Cooling needs of the future: Data Center Cooling Methods
As we try to keep up with the latest trends, we sometimes stumble upon a real gem in industry trends. The cooling demand of data centers and server parks is not a new problem, but the increase in cooling demand is huge. In this article, we present cooling best practices from recent years and also provide an insight into what the future may hold for data centers. Let us treat you to some specialities from the industry!
How has the cooling demand for data centers changed?
If we look at the layout of server rooms over the last 10-15 years, we don’t find much change in the power density of servers. For a long time, it was enough to air-condition server rooms, operating CRAC, that is, using a machine room cooling system to offset the heat coming out of the servers. These systems worked well as long as the servers did not convert more than 130 W into heat.
In recent years, however, the density of server power per shelf has far exceeded current standards, which has brought about the need to develop entirely new cooling solutions.

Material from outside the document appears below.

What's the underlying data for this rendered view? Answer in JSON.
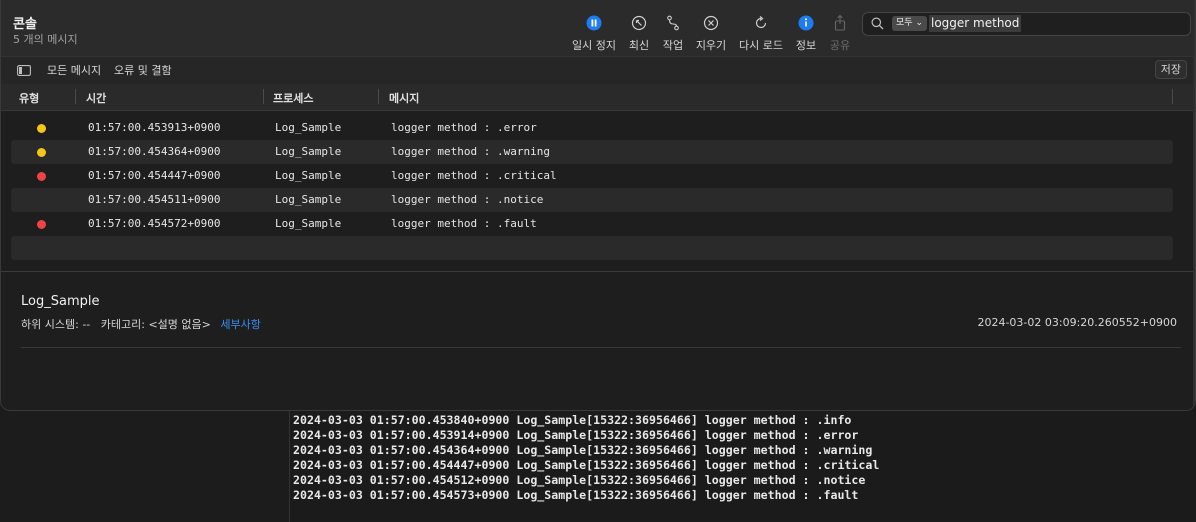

What is causing this huge cooling demand?
Artificial Intelligence (AI), increasingly popular esports and gaming, high-performance computers, 3D graphics, and the Internet of Things (IoT) all require faster and more complex computers. Just think of the explosive spread of cloud services, where providers are already competing for customers, forcing them to make the most of available space in their data centers. Of course, this increased power is reflected not only in the cooling demand, but also in the amount of electricity consumed. According to IDC statistics, the electricity consumed per server is growing by an average of 9% per year globally.

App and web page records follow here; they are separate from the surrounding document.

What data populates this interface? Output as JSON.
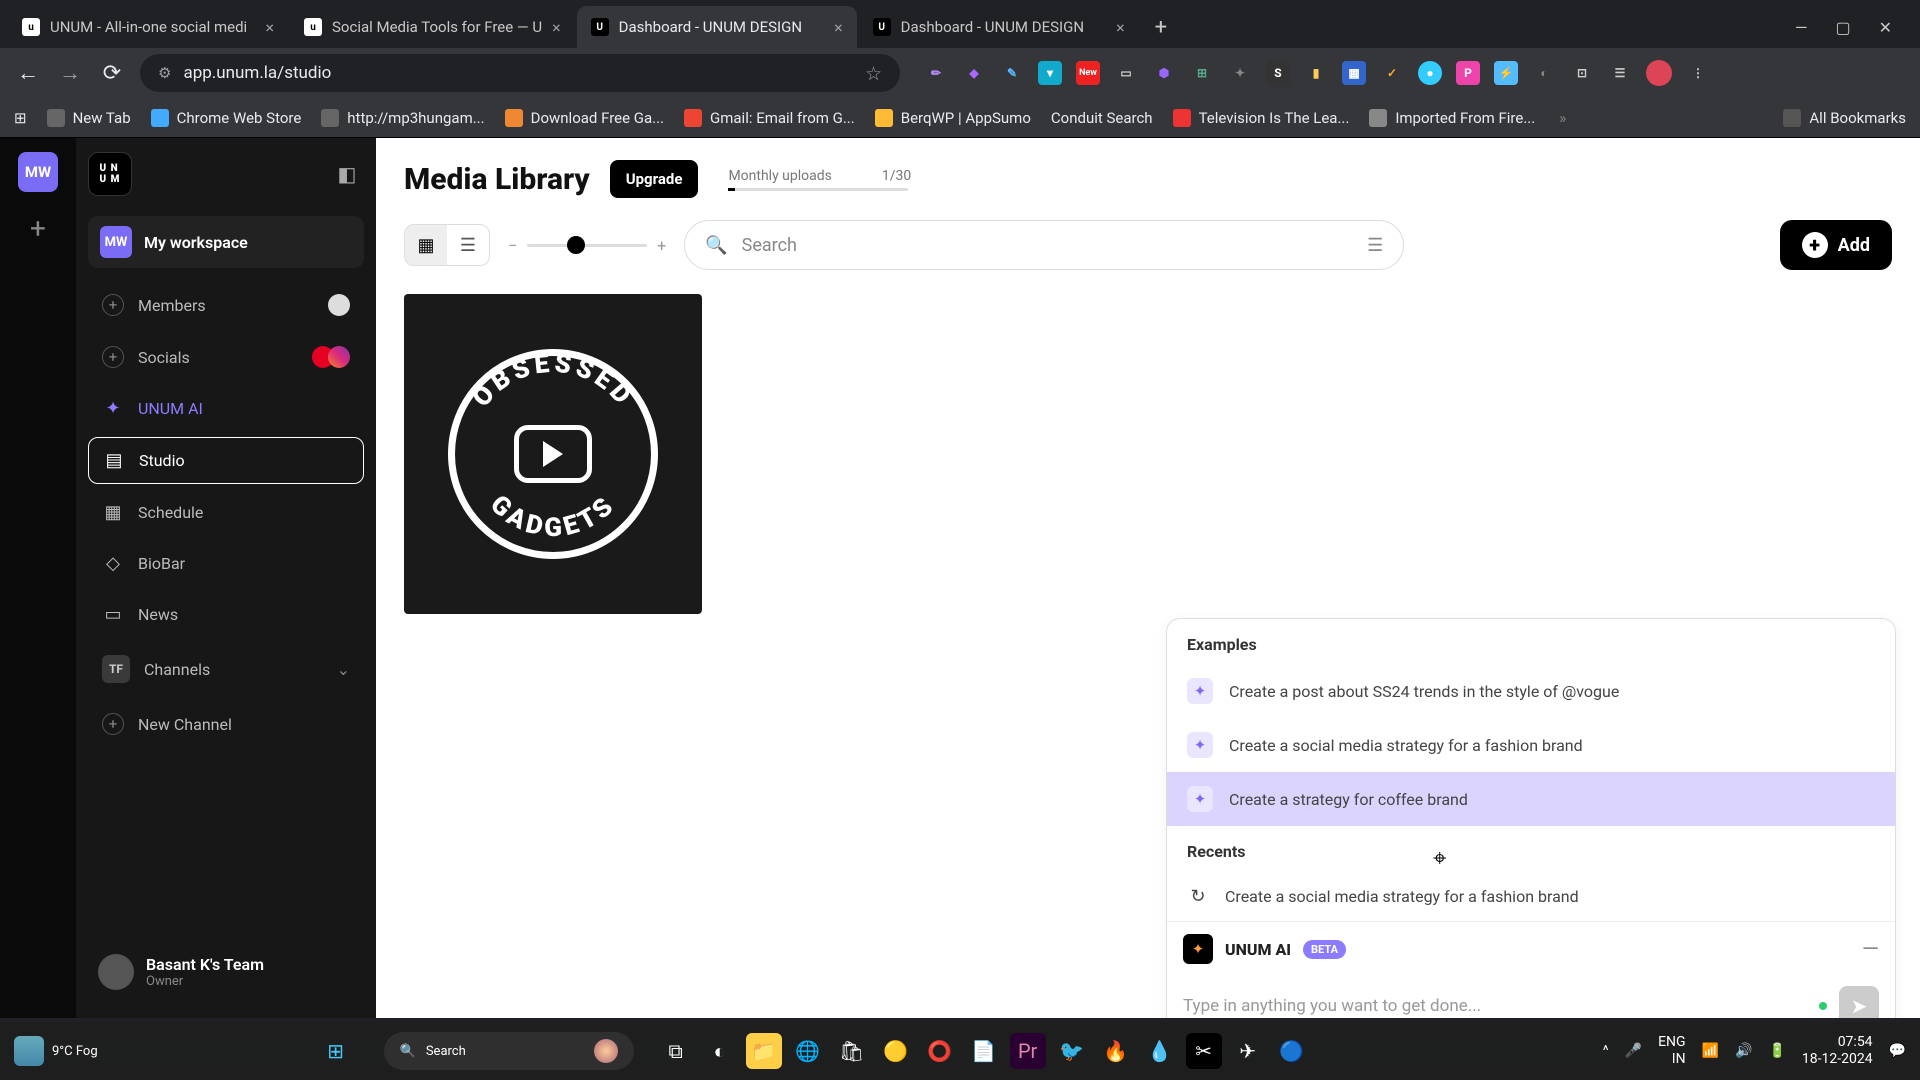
{
  "browser": {
    "tabs": [
      {
        "title": "UNUM - All-in-one social medi"
      },
      {
        "title": "Social Media Tools for Free — U"
      },
      {
        "title": "Dashboard - UNUM DESIGN"
      },
      {
        "title": "Dashboard - UNUM DESIGN"
      }
    ],
    "url": "app.unum.la/studio",
    "bookmarks": [
      {
        "label": "New Tab"
      },
      {
        "label": "Chrome Web Store"
      },
      {
        "label": "http://mp3hungam..."
      },
      {
        "label": "Download Free Ga..."
      },
      {
        "label": "Gmail: Email from G..."
      },
      {
        "label": "BerqWP | AppSumo"
      },
      {
        "label": "Conduit Search"
      },
      {
        "label": "Television Is The Lea..."
      },
      {
        "label": "Imported From Fire..."
      }
    ],
    "all_bookmarks": "All Bookmarks"
  },
  "sidebar": {
    "rail_badge": "MW",
    "workspace_badge": "MW",
    "workspace": "My workspace",
    "members": "Members",
    "socials": "Socials",
    "ai": "UNUM AI",
    "studio": "Studio",
    "schedule": "Schedule",
    "biobar": "BioBar",
    "news": "News",
    "channels_badge": "TF",
    "channels": "Channels",
    "new_channel": "New Channel",
    "team_name": "Basant K's Team",
    "team_role": "Owner"
  },
  "main": {
    "title": "Media Library",
    "upgrade": "Upgrade",
    "uploads_label": "Monthly uploads",
    "uploads_count": "1/30",
    "search_placeholder": "Search",
    "add": "Add",
    "tile_text_top": "OBSESSED",
    "tile_text_bottom": "GADGETS"
  },
  "ai_panel": {
    "examples_title": "Examples",
    "examples": [
      "Create a post about SS24 trends in the style of @vogue",
      "Create a social media strategy for a fashion brand",
      "Create a strategy for coffee brand"
    ],
    "recents_title": "Recents",
    "recents": [
      "Create a social media strategy for a fashion brand"
    ],
    "label": "UNUM AI",
    "beta": "BETA",
    "placeholder": "Type in anything you want to get done..."
  },
  "taskbar": {
    "temp": "9°C",
    "cond": "Fog",
    "search": "Search",
    "lang": "ENG",
    "region": "IN",
    "time": "07:54",
    "date": "18-12-2024"
  }
}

Continuous management of cooling of a data center lined up with such high-performance servers is also a challenge. Setting up a data center is preceded by a very thorough thermal design to optimize the required cooling needs. If the layout is not right, it can cost huge amounts to maintain safe temperatures. Experts must then continuously monitor the safe operation, power and heat consumption of servers and energy efficiency of the entire center so that they can intervene immediately if necessary.
How is a data center cooled?
In recent years, the physical separation of cold and warm air has become widely used, which can save significant energy. The point is to place a physical barrier between the fresh, cold air that the servers draw in and the hot air coming out of the servers, thus preventing the two from mixing. Another cooling method for the air is heat removal on the shelves, where the compressor and the chiller are installed in the shelves.
Since 2018, we have also seen a dramatic increase in the power density of servers, meaning that it is common to line up better, more powerful computers side by side. These high-performance data centers are pushing the boundaries of air cooling. On the one hand, air cooling systems will not be able to meet the exponentially increasing cooling needs; on the other hand, their operation will not be economical. Experts say cooling the chips with liquid may be the right solution.
What to expect in the future?
Developments are being made in two main directions to cool the chips. On the one hand, with plates placed directly on the processors, which dissipate heat. With cold liquid coming from outside, which is heated by hot servers and either leaves in that form or gives off heat by evaporation. Water would be evaporated in two phases with another insulating liquid. The other, much more futuristic method is to dip the entire hardware into a dielectric fluid. Of course, this is only the future, the cooling of server parks is still done with air cooling for the time being.